In Summary What Gets Measured Gets Improved
Generally when we are measuring something we are being more mindful of it and more agile and powerful. As a species we know more about ourselves with all the great data we can compile. As individuals we have to be our own advocates and pay attention to the changes that happen with different changes in our lives. When I started doing home health physical therapy and got married I gained belly fat. Couples who gain weight when they get married tend to stay married longer. This is complicated stuff.
A Robin Cook medical thriller recounted an ivy league medical school professor berating lazy doctors who settle on a diagnosis too fast. The best diagnostitions are the ones who sift through the most possible causes or possibilities in general. This resonated with me and so I am here researching and blogging and hopefully for a long time to come. The jury is likely still out on cheat meals, days whatever.
Eventually entropy will take all of our asses down and all of us currently living will all die. Hopefully 50 years from now people will be able to live in the cloud in some way and never die. People will live in the virtual cloud. Our job is to just keep it as clean and measurable as possible in the meantime that we may maintain the better parts of our lives. In that spirit please comment and help us keep this discussion moving.

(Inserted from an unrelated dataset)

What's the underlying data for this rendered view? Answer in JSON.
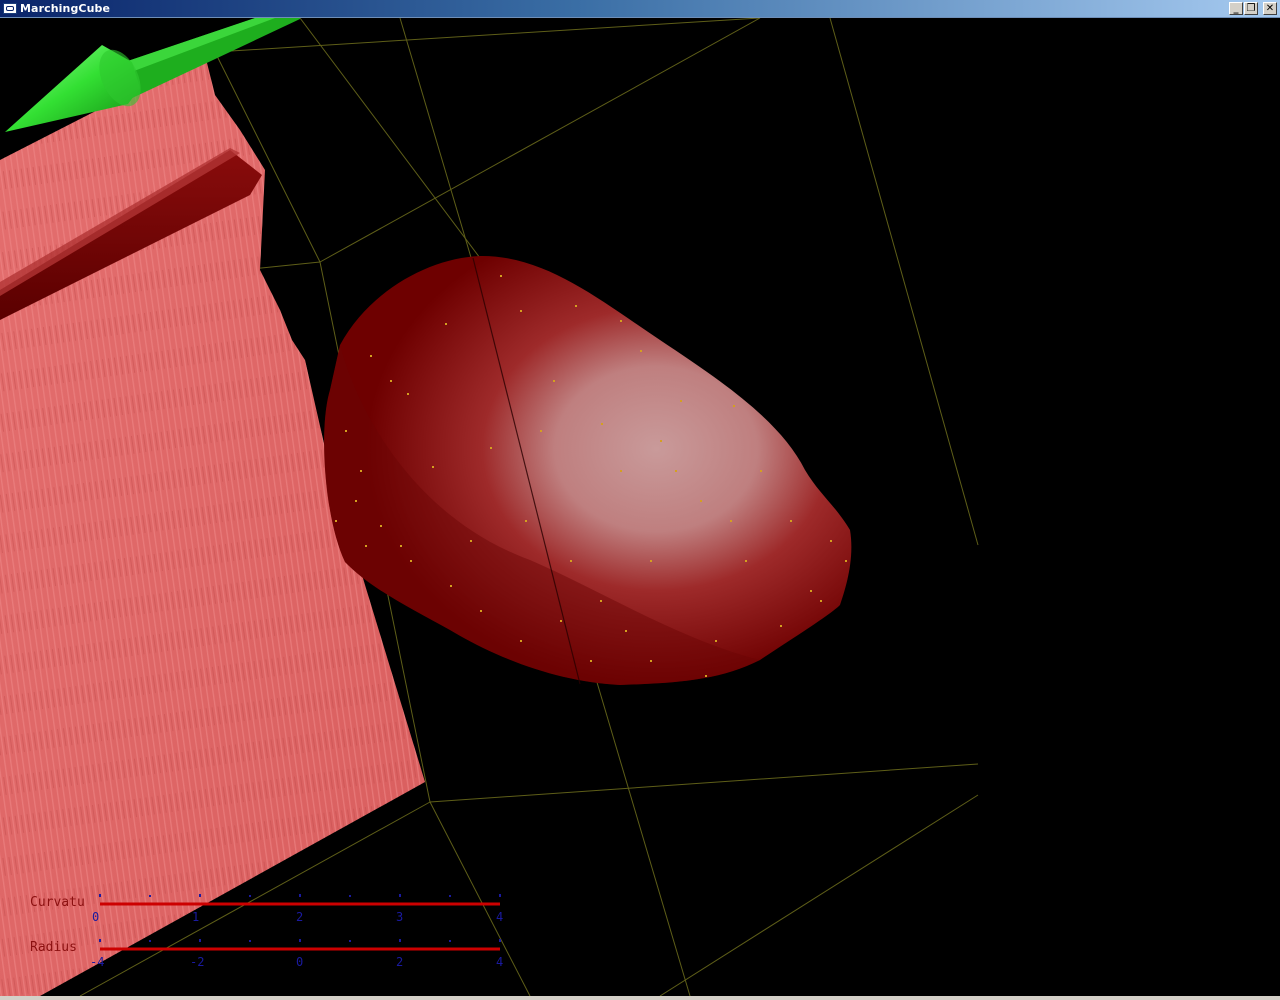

Here is my wife's recent bacon day recipe added to a healthy food blog with the argument that it is a good cheat day meal. What do you think? Is the net effect of eating this meal that you can eat better for the rest of the week?